## WORK INSTRUCTIONS
Taking the data below line by line, count those that include the word "screenshot" and report the number alone.

# # # #

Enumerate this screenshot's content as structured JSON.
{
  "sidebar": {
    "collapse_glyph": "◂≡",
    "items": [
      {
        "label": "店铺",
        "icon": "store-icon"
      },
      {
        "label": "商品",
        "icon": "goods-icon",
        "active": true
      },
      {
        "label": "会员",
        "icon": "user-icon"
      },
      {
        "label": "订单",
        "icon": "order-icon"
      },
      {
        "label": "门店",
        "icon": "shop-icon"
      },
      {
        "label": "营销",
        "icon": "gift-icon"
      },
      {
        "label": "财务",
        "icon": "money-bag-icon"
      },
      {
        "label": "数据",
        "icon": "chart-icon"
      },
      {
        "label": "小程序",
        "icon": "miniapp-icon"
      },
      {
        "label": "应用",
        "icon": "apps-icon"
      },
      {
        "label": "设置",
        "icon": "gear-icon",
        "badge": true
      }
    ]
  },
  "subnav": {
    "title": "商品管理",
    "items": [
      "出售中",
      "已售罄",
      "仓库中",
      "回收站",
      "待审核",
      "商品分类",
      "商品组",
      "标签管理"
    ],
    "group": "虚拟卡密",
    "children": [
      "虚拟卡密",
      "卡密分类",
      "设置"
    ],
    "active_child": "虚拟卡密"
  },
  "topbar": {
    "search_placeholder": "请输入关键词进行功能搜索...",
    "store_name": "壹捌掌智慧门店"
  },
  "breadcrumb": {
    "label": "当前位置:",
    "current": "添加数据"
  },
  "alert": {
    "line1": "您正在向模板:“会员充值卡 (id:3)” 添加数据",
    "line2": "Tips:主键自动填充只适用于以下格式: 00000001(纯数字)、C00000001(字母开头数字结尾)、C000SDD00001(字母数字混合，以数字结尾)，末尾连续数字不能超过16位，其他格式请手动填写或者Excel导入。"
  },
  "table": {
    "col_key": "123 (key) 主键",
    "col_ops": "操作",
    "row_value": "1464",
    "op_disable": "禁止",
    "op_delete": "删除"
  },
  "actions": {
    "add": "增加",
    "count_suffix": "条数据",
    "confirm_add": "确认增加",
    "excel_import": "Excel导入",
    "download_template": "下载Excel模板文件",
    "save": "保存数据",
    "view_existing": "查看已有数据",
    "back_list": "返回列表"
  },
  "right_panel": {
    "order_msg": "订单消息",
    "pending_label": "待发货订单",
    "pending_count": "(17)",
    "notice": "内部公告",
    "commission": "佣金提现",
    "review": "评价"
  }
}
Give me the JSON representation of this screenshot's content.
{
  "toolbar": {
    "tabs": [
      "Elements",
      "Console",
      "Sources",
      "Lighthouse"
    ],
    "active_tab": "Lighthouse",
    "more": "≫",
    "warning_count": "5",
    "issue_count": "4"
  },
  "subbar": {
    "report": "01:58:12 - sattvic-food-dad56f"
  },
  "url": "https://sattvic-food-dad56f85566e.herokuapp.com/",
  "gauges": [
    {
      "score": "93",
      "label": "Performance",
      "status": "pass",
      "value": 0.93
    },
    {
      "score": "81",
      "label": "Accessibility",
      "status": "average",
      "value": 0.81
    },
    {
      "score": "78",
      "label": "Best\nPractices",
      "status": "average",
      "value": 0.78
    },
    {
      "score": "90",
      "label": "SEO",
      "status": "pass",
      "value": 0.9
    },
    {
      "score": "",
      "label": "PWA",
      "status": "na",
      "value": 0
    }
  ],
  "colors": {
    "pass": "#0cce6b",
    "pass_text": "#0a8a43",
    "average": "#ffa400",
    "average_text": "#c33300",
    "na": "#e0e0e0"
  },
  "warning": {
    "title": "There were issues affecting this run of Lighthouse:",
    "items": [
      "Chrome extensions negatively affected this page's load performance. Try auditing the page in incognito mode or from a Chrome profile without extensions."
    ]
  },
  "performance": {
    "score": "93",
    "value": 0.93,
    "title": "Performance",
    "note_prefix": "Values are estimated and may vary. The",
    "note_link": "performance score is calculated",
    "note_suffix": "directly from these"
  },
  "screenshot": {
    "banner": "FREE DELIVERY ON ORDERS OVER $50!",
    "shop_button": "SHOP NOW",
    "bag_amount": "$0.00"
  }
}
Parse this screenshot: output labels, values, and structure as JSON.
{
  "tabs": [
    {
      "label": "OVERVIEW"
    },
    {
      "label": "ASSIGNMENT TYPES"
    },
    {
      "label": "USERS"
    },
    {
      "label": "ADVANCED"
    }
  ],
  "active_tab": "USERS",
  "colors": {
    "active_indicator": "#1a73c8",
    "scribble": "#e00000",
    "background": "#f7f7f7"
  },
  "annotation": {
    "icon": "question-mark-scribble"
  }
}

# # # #

## WORKED SOLUTION
4